App and web page records
....
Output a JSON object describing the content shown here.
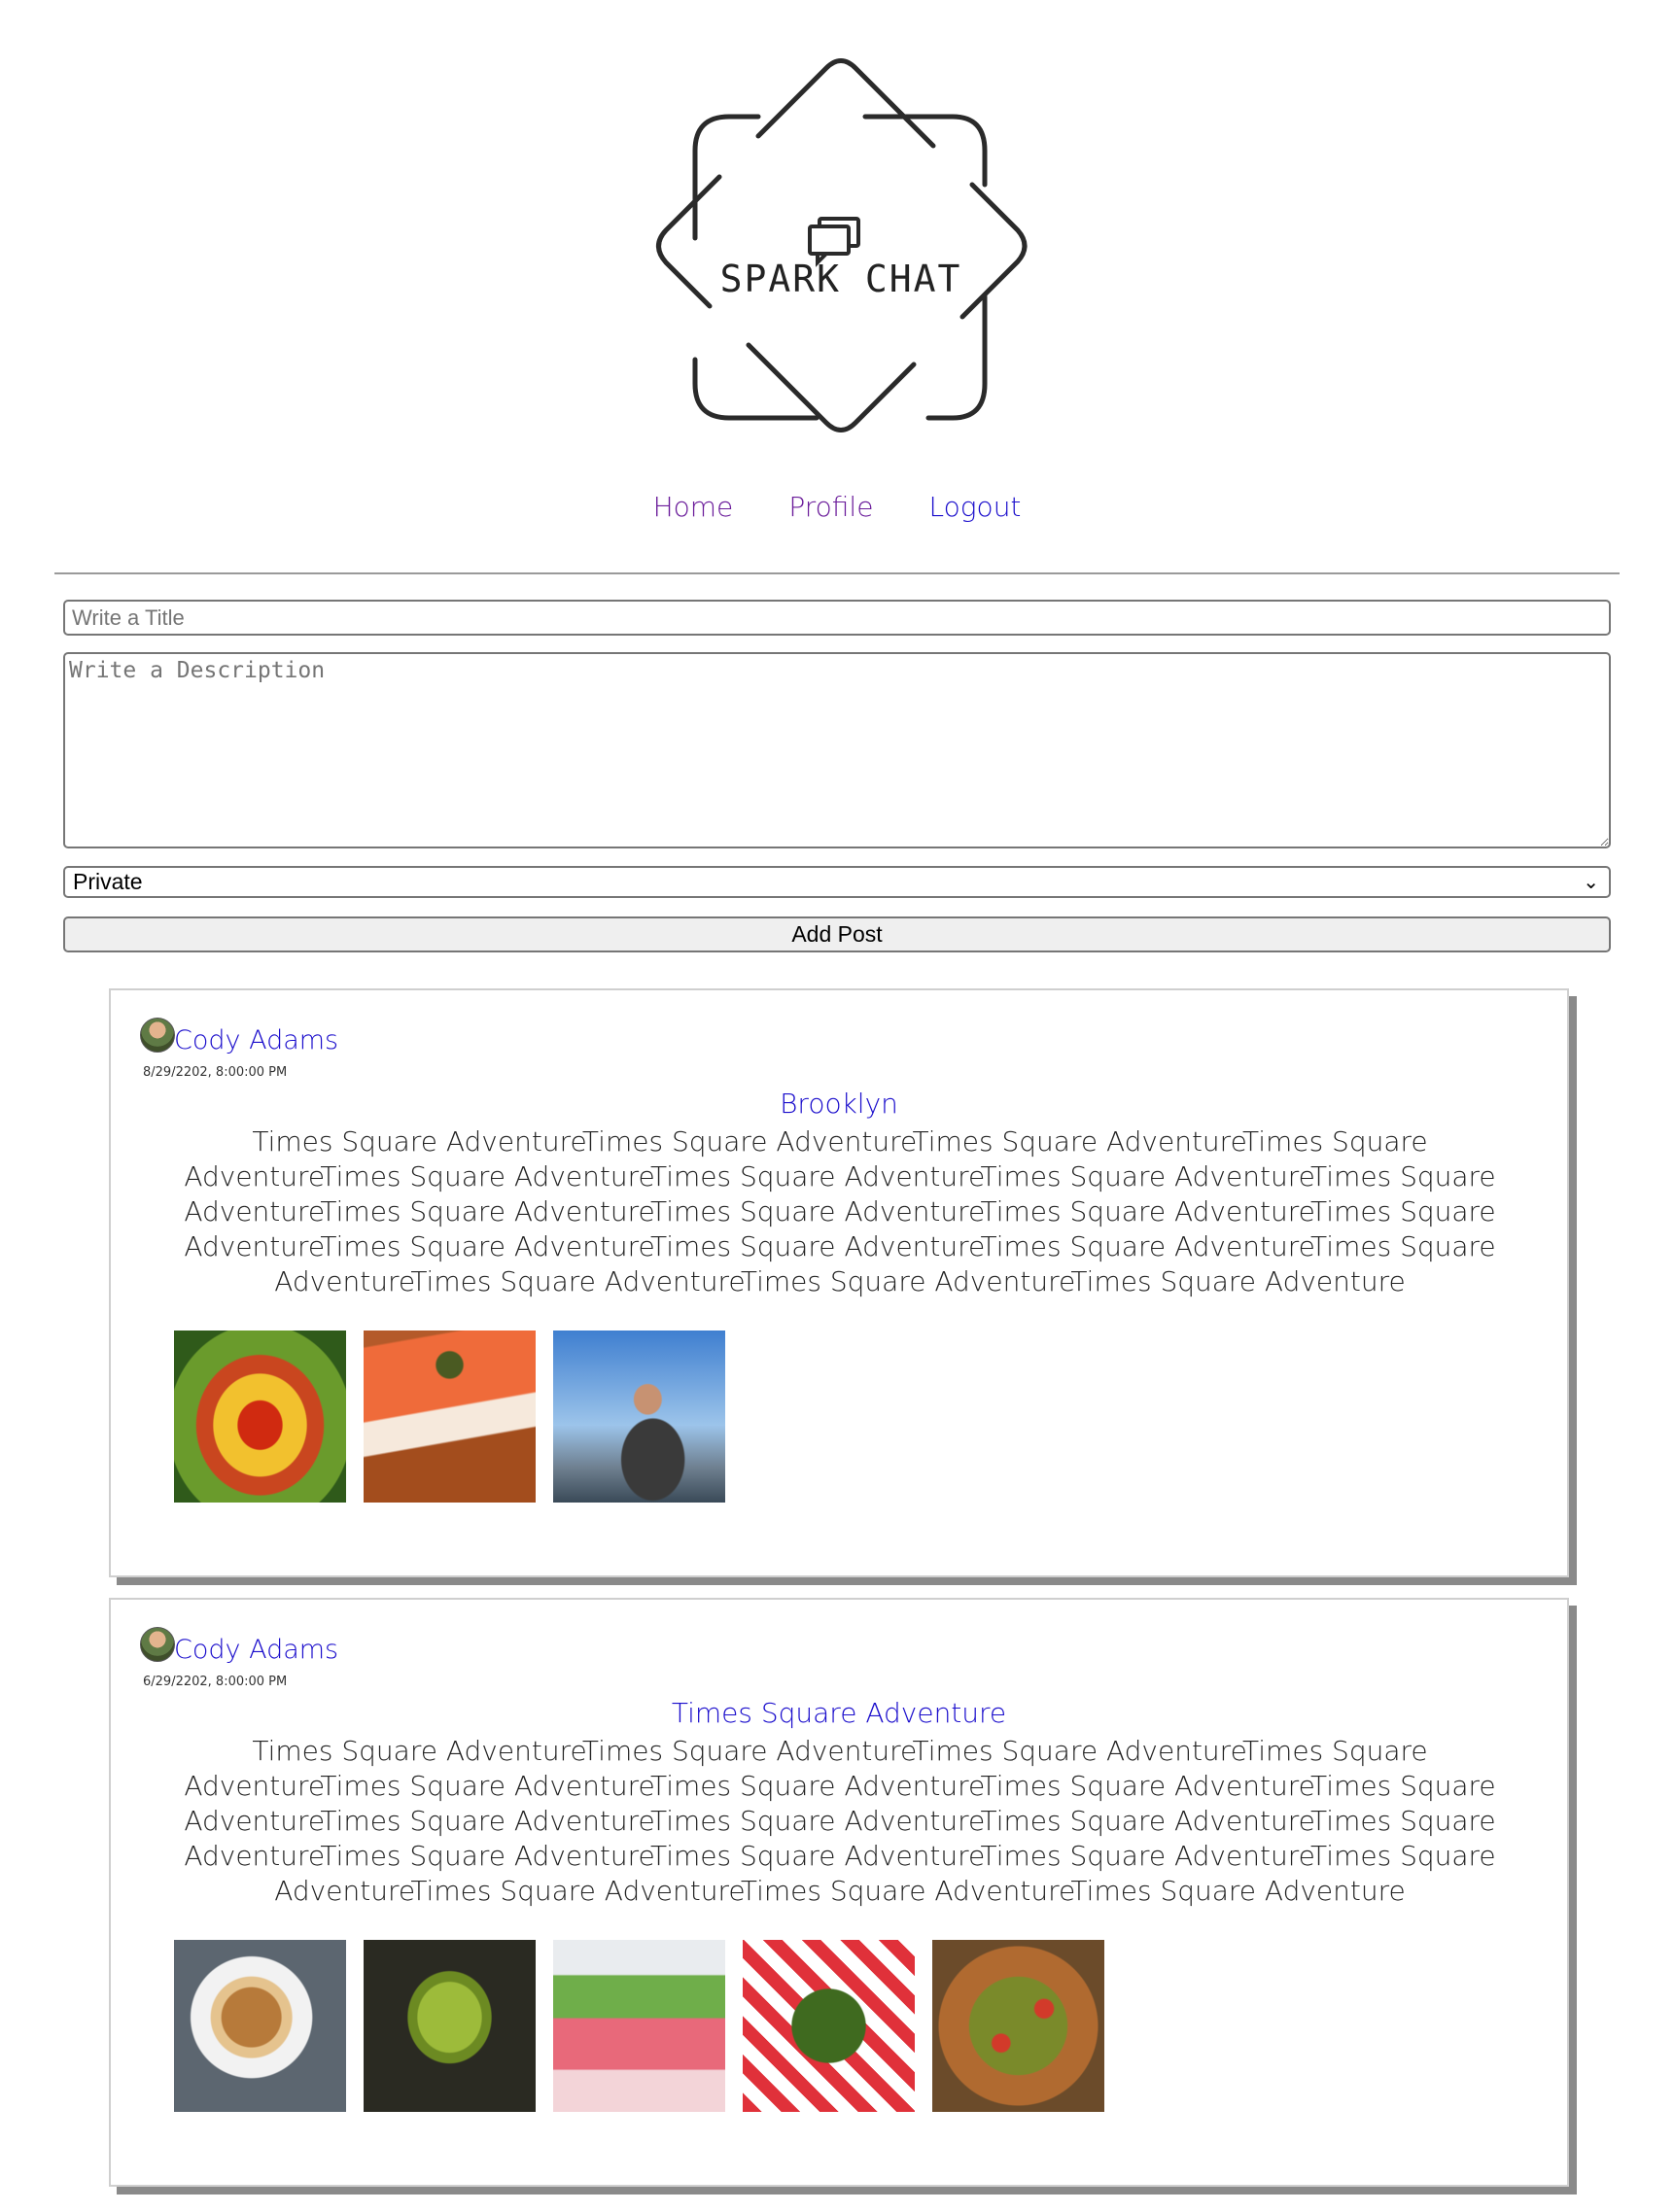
{
  "brand": {
    "name": "SPARK CHAT"
  },
  "nav": {
    "home": "Home",
    "profile": "Profile",
    "logout": "Logout"
  },
  "form": {
    "title_placeholder": "Write a Title",
    "description_placeholder": "Write a Description",
    "visibility_selected": "Private",
    "submit_label": "Add Post"
  },
  "posts": [
    {
      "author": "Cody Adams",
      "date": "8/29/2202, 8:00:00 PM",
      "title": "Brooklyn",
      "body": "Times Square AdventureTimes Square AdventureTimes Square AdventureTimes Square AdventureTimes Square AdventureTimes Square AdventureTimes Square AdventureTimes Square AdventureTimes Square AdventureTimes Square AdventureTimes Square AdventureTimes Square AdventureTimes Square AdventureTimes Square AdventureTimes Square AdventureTimes Square AdventureTimes Square AdventureTimes Square AdventureTimes Square Adventure",
      "images": [
        "flower-photo",
        "salmon-toast-photo",
        "person-portrait-photo"
      ]
    },
    {
      "author": "Cody Adams",
      "date": "6/29/2202, 8:00:00 PM",
      "title": "Times Square Adventure",
      "body": "Times Square AdventureTimes Square AdventureTimes Square AdventureTimes Square AdventureTimes Square AdventureTimes Square AdventureTimes Square AdventureTimes Square AdventureTimes Square AdventureTimes Square AdventureTimes Square AdventureTimes Square AdventureTimes Square AdventureTimes Square AdventureTimes Square AdventureTimes Square AdventureTimes Square AdventureTimes Square AdventureTimes Square Adventure",
      "images": [
        "mooncake-photo",
        "green-icecream-photo",
        "layered-cake-photo",
        "green-beans-photo",
        "pizza-photo"
      ]
    }
  ],
  "colors": {
    "link_visited": "#6a1b9a",
    "link": "#1a0dcc",
    "card_shadow": "#8a8a8a"
  }
}
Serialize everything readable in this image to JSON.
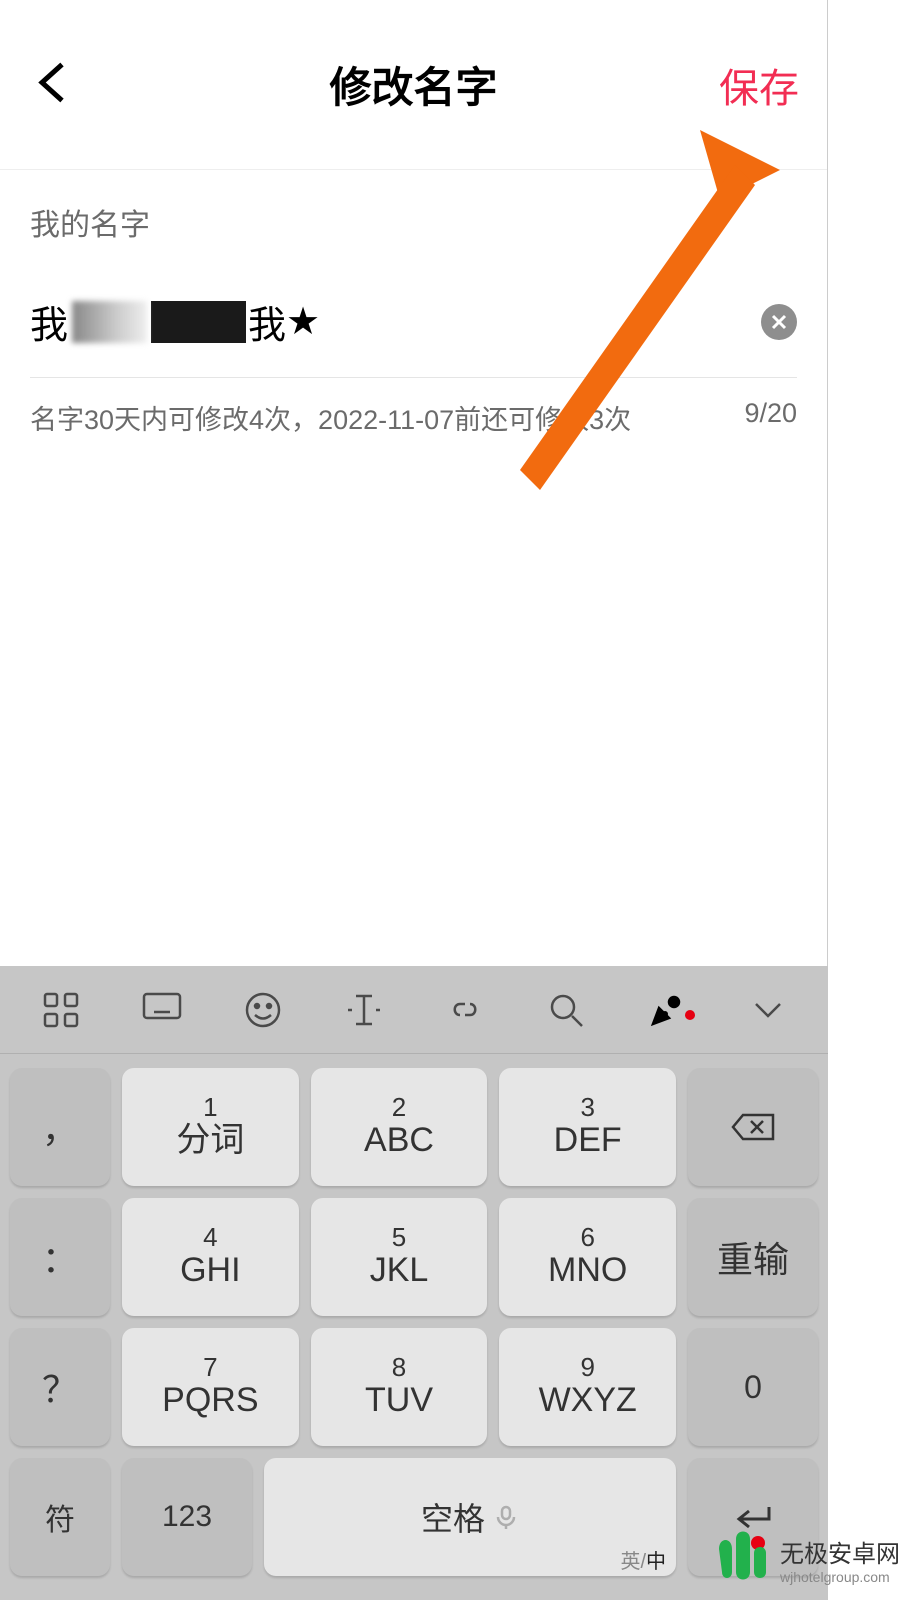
{
  "header": {
    "title": "修改名字",
    "save": "保存"
  },
  "content": {
    "label": "我的名字",
    "name_prefix": "我",
    "name_mid": "我",
    "star": "★",
    "hint": "名字30天内可修改4次，2022-11-07前还可修改3次",
    "counter": "9/20"
  },
  "keyboard": {
    "row1": {
      "punct": "，",
      "k1n": "1",
      "k1s": "分词",
      "k2n": "2",
      "k2s": "ABC",
      "k3n": "3",
      "k3s": "DEF"
    },
    "row2": {
      "punct": "：",
      "k1n": "4",
      "k1s": "GHI",
      "k2n": "5",
      "k2s": "JKL",
      "k3n": "6",
      "k3s": "MNO",
      "right": "重输"
    },
    "row3": {
      "punct": "？",
      "k1n": "7",
      "k1s": "PQRS",
      "k2n": "8",
      "k2s": "TUV",
      "k3n": "9",
      "k3s": "WXYZ",
      "right": "0"
    },
    "row4": {
      "sym": "符",
      "num": "123",
      "space": "空格",
      "lang_en": "英",
      "lang_zh": "中"
    }
  },
  "watermark": {
    "line1": "无极安卓网",
    "line2": "wjhotelgroup.com"
  }
}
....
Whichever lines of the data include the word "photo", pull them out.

**Response area:**
        "flower-photo",
        "salmon-toast-photo",
        "person-portrait-photo"
        "mooncake-photo",
        "green-icecream-photo",
        "layered-cake-photo",
        "green-beans-photo",
        "pizza-photo"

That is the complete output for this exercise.